Adapting the themes of this exhibition to the space at Greylock Arts has been a joy. My goal was to be minimally intrusive to the stunning integrity of the materials of the gallery space which are almost all original to when the building was made in the 1920’s. The ornamental high tin ceiling, period cabinetry, hardwood floor, original deep jamb windows, ornamental light fixtures, and clear uncluttered walls make artwork shine. In short, its magnificence is quite a bit more than a clean well-lighted space.
I’m also inclined to believe that the less you try to do the better. This “bias” has come from many encounters where trying to do “more” has always resulted in disaster. So there is also an inclination on my part to use less light, rather than more.

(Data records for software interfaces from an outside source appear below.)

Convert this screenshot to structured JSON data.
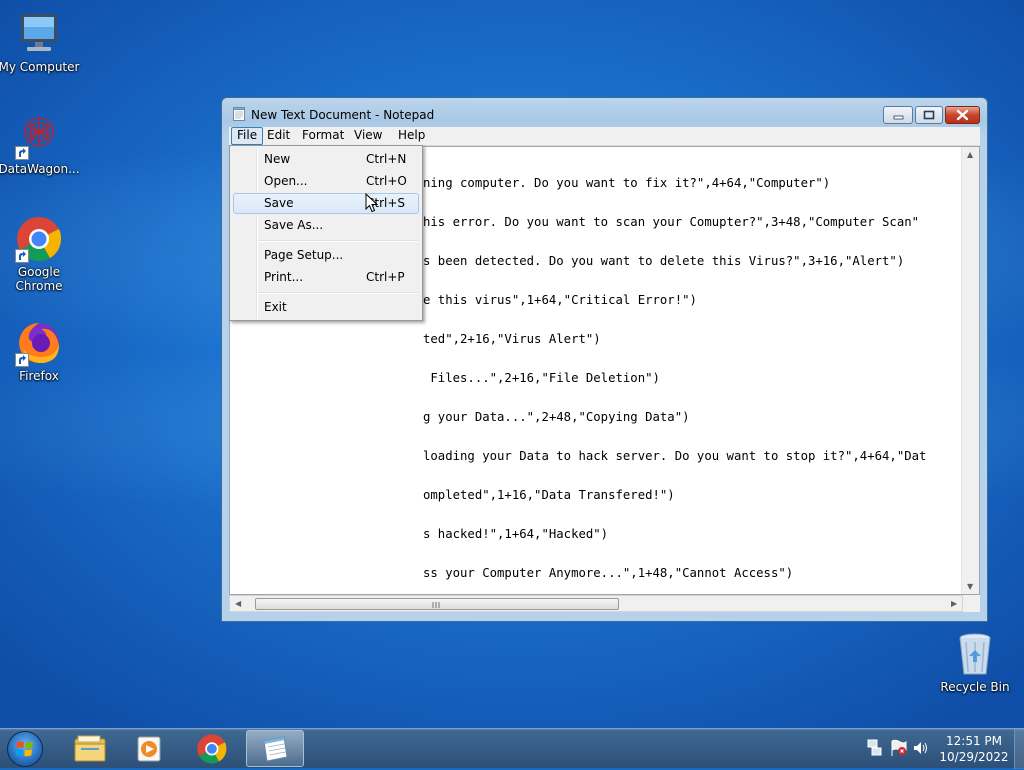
{
  "desktop": {
    "icons": [
      {
        "label": "My Computer",
        "icon": "computer-icon"
      },
      {
        "label": "DataWagon...",
        "icon": "datawagon-icon"
      },
      {
        "label": "Google Chrome",
        "icon": "chrome-icon"
      },
      {
        "label": "Firefox",
        "icon": "firefox-icon"
      },
      {
        "label": "Recycle Bin",
        "icon": "recycle-bin-icon"
      }
    ]
  },
  "notepad": {
    "title": "New Text Document - Notepad",
    "menus": [
      "File",
      "Edit",
      "Format",
      "View",
      "Help"
    ],
    "lines": [
      "ning computer. Do you want to fix it?\",4+64,\"Computer\")",
      "his error. Do you want to scan your Comupter?\",3+48,\"Computer Scan\"",
      "s been detected. Do you want to delete this Virus?\",3+16,\"Alert\")",
      "e this virus\",1+64,\"Critical Error!\")",
      "ted\",2+16,\"Virus Alert\")",
      " Files...\",2+16,\"File Deletion\")",
      "g your Data...\",2+48,\"Copying Data\")",
      "loading your Data to hack server. Do you want to stop it?\",4+64,\"Dat",
      "ompleted\",1+16,\"Data Transfered!\")",
      "s hacked!\",1+64,\"Hacked\")",
      "ss your Computer Anymore...\",1+48,\"Cannot Access\")"
    ]
  },
  "file_menu": {
    "items": [
      {
        "label": "New",
        "shortcut": "Ctrl+N"
      },
      {
        "label": "Open...",
        "shortcut": "Ctrl+O"
      },
      {
        "label": "Save",
        "shortcut": "Ctrl+S"
      },
      {
        "label": "Save As...",
        "shortcut": ""
      },
      {
        "label": "Page Setup...",
        "shortcut": ""
      },
      {
        "label": "Print...",
        "shortcut": "Ctrl+P"
      },
      {
        "label": "Exit",
        "shortcut": ""
      }
    ],
    "highlighted": "Save"
  },
  "taskbar": {
    "pinned": [
      "windows-explorer-icon",
      "media-player-icon",
      "chrome-icon",
      "notepad-icon"
    ],
    "time": "12:51 PM",
    "date": "10/29/2022"
  }
}
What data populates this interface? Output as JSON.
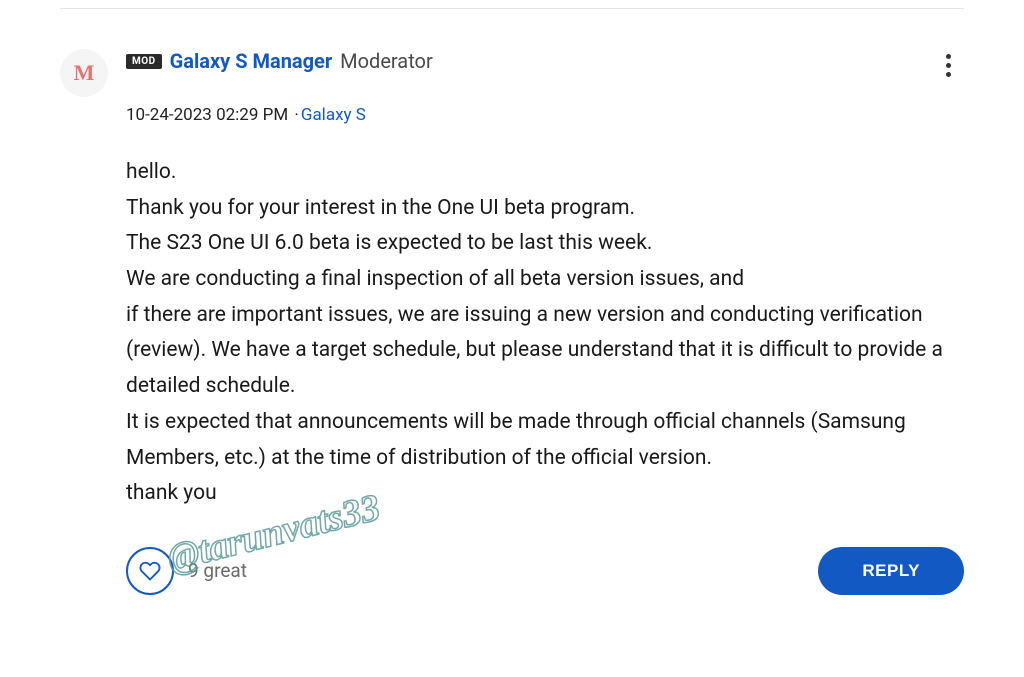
{
  "post": {
    "avatarLetter": "M",
    "modBadge": "MOD",
    "username": "Galaxy S Manager",
    "role": "Moderator",
    "date": "10-24-2023",
    "time": "02:29 PM",
    "category": "Galaxy S",
    "body": {
      "line1": "hello.",
      "line2": "Thank you for your interest in the One UI beta program.",
      "line3": "The S23 One UI 6.0 beta is expected to be last this week.",
      "line4": "We are conducting a final inspection of all beta version issues, and",
      "line5": "if there are important issues, we are issuing a new version and conducting verification (review). We have a target schedule, but please understand that it is difficult to provide a detailed schedule.",
      "line6": "It is expected that announcements will be made through official channels (Samsung Members, etc.) at the time of distribution of the official version.",
      "line7": "thank you"
    },
    "likes": {
      "count": "9",
      "label": "great"
    },
    "replyLabel": "REPLY"
  },
  "watermark": "@tarunvats33"
}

From the beginning I thought of The Berkshire Review as a traditional magazine, distributed electronically. All of us write traditional essays and reviews, with introductions, expositions, arguments, and conclusions. None of us write blog entries, which usually lack that kind of structure, are grounded more in opinion than on knowledge, and are innocent of the extensive research that goes into many of the articles and reviews we publish. The only difference is that, since we don’t have to buy paper and print ads on that paper to pay for it, our articles can be as long as they need to be in order to make their point. We observe no formulaic lengths or formats. By this I do not mean to disparage bloggers in any way. Many of them are experts in their fields, prepare their posts through research, and are effective writers. Blogging is a mode of writing unto itself. The decision not to pursue it was a personal one…